When it comes to flight performance, I often find that flight controllers are an all or nothing commodity: either they work correctly, or they don’t. Or they break. After a few hours of flight time, I’m comfortable saying that the Riot Control lives in the first category. After installation and set-up, I only experienced one problem: I was getting some video distortion when flying at high throttle settings.
To see if I could fix that, I moved my VTX to be powered from VBAT instead of the 9V line that Hypetrain suggests in their manual. This improved things noticeably, bringing performance on par with what I was seeing with the Betaflight F4 that was previously in this quad. I want to note that this quadcopter has always had video noise issues. I have isolated this problem down to the motors and it can be improved by adding big capacitors to the quadcopter. Whether or not you have these problems, I would say if you are using a VTX that can take 4S battery voltage, you should use VBAT rather than the 9V provided by the flight controller.
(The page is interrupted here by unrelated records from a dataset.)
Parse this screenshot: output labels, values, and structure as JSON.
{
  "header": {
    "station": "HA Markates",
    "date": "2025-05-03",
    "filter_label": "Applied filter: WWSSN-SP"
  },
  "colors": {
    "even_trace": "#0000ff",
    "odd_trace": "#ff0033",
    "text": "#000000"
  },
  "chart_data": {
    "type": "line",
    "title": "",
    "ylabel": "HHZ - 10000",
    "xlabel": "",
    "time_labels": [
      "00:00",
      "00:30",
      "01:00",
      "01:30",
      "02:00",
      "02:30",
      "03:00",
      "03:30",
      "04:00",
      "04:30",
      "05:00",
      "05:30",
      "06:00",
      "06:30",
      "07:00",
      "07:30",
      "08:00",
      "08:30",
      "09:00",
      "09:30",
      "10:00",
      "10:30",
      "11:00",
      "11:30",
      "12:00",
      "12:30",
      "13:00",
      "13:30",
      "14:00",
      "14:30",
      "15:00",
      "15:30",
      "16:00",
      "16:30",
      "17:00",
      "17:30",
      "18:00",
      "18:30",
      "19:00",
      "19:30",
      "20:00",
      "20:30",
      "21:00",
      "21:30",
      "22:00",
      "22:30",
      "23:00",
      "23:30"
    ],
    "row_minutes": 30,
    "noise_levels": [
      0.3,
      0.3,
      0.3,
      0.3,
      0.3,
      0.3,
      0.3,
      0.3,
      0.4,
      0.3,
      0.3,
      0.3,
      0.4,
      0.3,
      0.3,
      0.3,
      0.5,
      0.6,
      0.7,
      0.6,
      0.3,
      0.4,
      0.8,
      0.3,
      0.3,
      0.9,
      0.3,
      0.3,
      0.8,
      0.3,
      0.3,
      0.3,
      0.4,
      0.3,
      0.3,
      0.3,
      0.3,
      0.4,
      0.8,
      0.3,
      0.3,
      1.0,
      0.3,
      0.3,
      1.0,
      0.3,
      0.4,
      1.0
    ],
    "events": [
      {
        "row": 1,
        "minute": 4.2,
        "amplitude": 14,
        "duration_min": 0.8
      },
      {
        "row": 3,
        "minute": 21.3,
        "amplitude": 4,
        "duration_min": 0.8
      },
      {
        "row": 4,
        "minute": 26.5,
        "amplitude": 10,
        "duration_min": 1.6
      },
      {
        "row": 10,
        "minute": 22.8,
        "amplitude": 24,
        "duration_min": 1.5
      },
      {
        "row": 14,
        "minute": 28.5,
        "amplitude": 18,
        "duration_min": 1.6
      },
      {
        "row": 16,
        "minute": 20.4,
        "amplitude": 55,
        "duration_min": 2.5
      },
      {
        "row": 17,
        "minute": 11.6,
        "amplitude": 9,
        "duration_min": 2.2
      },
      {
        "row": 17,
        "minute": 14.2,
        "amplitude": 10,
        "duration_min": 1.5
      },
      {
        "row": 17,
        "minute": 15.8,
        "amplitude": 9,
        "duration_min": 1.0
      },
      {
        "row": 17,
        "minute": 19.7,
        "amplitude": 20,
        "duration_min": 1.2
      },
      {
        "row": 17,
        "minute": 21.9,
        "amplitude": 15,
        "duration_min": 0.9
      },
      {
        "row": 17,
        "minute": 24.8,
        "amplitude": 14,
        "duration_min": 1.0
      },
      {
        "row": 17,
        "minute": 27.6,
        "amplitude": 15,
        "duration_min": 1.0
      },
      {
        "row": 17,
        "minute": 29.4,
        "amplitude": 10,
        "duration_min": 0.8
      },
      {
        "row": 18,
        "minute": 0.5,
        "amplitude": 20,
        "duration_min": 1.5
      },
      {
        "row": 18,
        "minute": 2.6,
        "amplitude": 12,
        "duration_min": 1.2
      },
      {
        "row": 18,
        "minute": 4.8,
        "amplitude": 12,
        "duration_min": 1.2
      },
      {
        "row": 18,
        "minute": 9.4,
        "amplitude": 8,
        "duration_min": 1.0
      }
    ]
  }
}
Other than the video distortion, everything else was as expected. Flight performance was unremarkable (that’s what you want when it comes to flight controllers). I can’t say I noticed any improvement in performance with the soft mounted gyro. This quadcopter formerly had a Betaflight F4 flight controller in it with all the same components. The Betaflight did not have a soft mounted gyro. I don’t think that it flies any better now that it has the Riot Control.
The Hypetrain Riot Control is an impressive flight controller. When looking at features, it checks every box I could ever want from an F4 flight controller. It has a kick-ass pad layout to boot. I’m not convinced that the MPU6000 gyro needs the soft mounting structure that the Riot Control provides over competitors like the DYS F4 Pro v2, but I am sure that it can only improve performance. More importantly, by going with the Rotor Riot, you get an excellent manual and the great customer support which only an American company can provide.
For these reasons, I can recommend the Riot Control to pretty much any pilot. Beginners will be well served by the excellent manual, while pros will appreciate the extensive list of features.